Task item:
All of the entries below need repeating exactly, apart from their images.
-- Opening Marker --
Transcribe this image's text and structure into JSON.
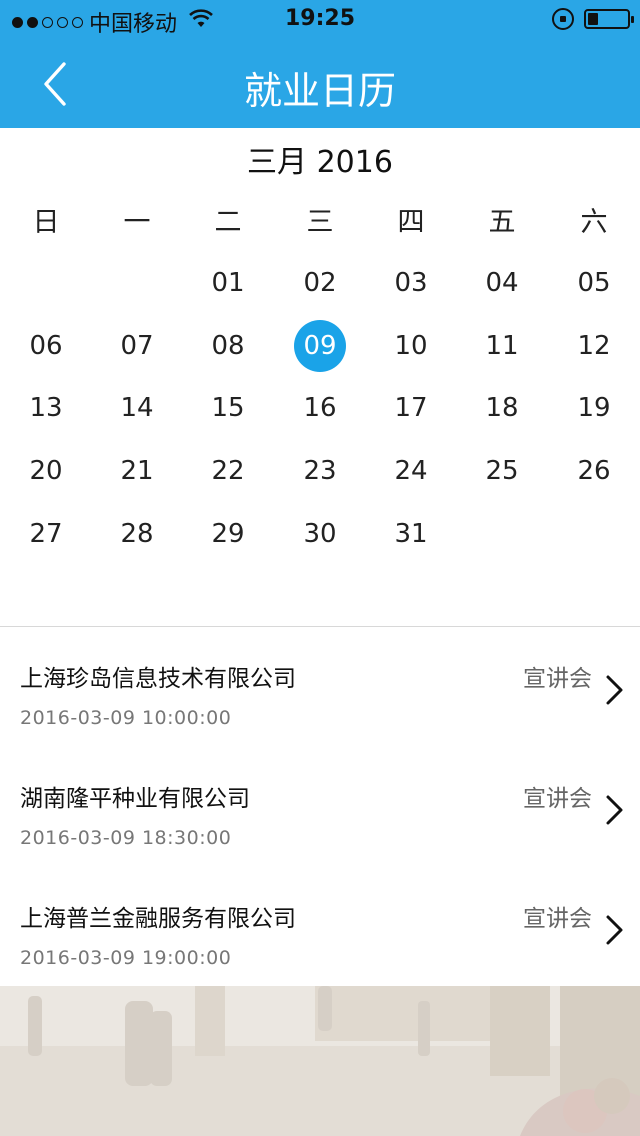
{
  "status": {
    "carrier": "中国移动",
    "time": "19:25"
  },
  "nav": {
    "title": "就业日历"
  },
  "calendar": {
    "month_label": "三月 2016",
    "weekdays": [
      "日",
      "一",
      "二",
      "三",
      "四",
      "五",
      "六"
    ],
    "selected_day": "09",
    "weeks": [
      [
        "",
        "",
        "01",
        "02",
        "03",
        "04",
        "05"
      ],
      [
        "06",
        "07",
        "08",
        "09",
        "10",
        "11",
        "12"
      ],
      [
        "13",
        "14",
        "15",
        "16",
        "17",
        "18",
        "19"
      ],
      [
        "20",
        "21",
        "22",
        "23",
        "24",
        "25",
        "26"
      ],
      [
        "27",
        "28",
        "29",
        "30",
        "31",
        "",
        ""
      ]
    ]
  },
  "events": [
    {
      "company": "上海珍岛信息技术有限公司",
      "type": "宣讲会",
      "datetime": "2016-03-09 10:00:00"
    },
    {
      "company": "湖南隆平种业有限公司",
      "type": "宣讲会",
      "datetime": "2016-03-09 18:30:00"
    },
    {
      "company": "上海普兰金融服务有限公司",
      "type": "宣讲会",
      "datetime": "2016-03-09 19:00:00"
    }
  ],
  "colors": {
    "accent": "#2aa6e6",
    "selected": "#1aa3e8"
  }
}
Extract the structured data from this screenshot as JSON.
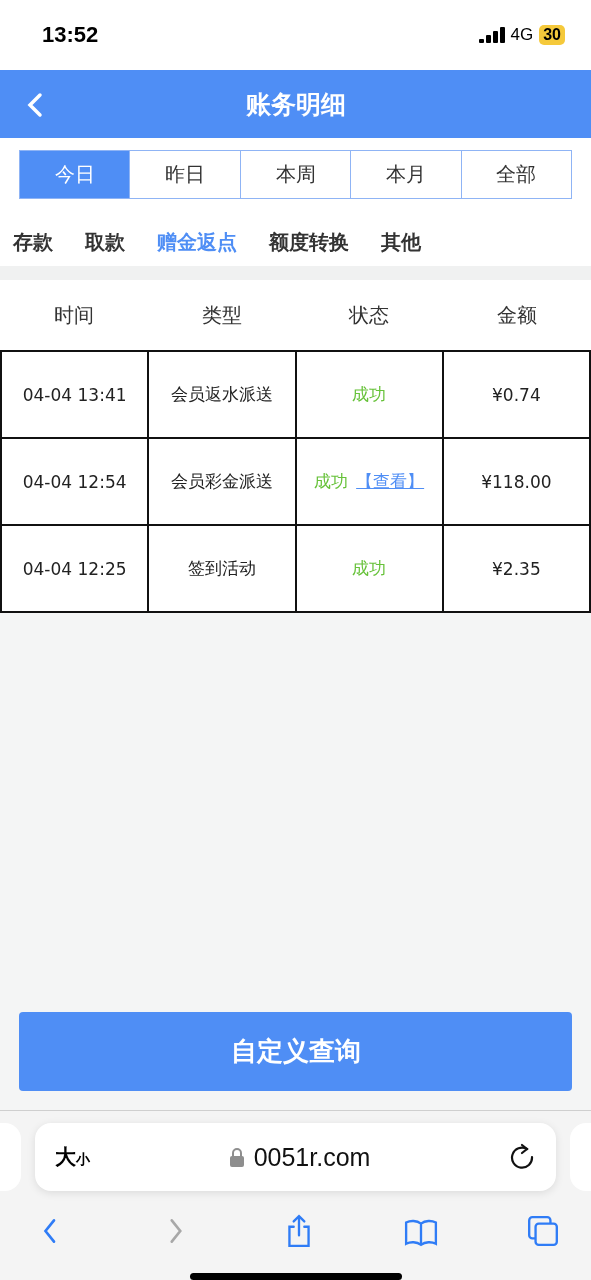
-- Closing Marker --
Worked solution:
Transcribe this image's text and structure into JSON.
{
  "status": {
    "carrier": "中国移动",
    "time": "19:25"
  },
  "nav": {
    "title": "就业日历"
  },
  "calendar": {
    "month_label": "三月 2016",
    "weekdays": [
      "日",
      "一",
      "二",
      "三",
      "四",
      "五",
      "六"
    ],
    "selected_day": "09",
    "weeks": [
      [
        "",
        "",
        "01",
        "02",
        "03",
        "04",
        "05"
      ],
      [
        "06",
        "07",
        "08",
        "09",
        "10",
        "11",
        "12"
      ],
      [
        "13",
        "14",
        "15",
        "16",
        "17",
        "18",
        "19"
      ],
      [
        "20",
        "21",
        "22",
        "23",
        "24",
        "25",
        "26"
      ],
      [
        "27",
        "28",
        "29",
        "30",
        "31",
        "",
        ""
      ]
    ]
  },
  "events": [
    {
      "company": "上海珍岛信息技术有限公司",
      "type": "宣讲会",
      "datetime": "2016-03-09 10:00:00"
    },
    {
      "company": "湖南隆平种业有限公司",
      "type": "宣讲会",
      "datetime": "2016-03-09 18:30:00"
    },
    {
      "company": "上海普兰金融服务有限公司",
      "type": "宣讲会",
      "datetime": "2016-03-09 19:00:00"
    }
  ],
  "colors": {
    "accent": "#2aa6e6",
    "selected": "#1aa3e8"
  }
}
Extract the structured data from this screenshot as JSON.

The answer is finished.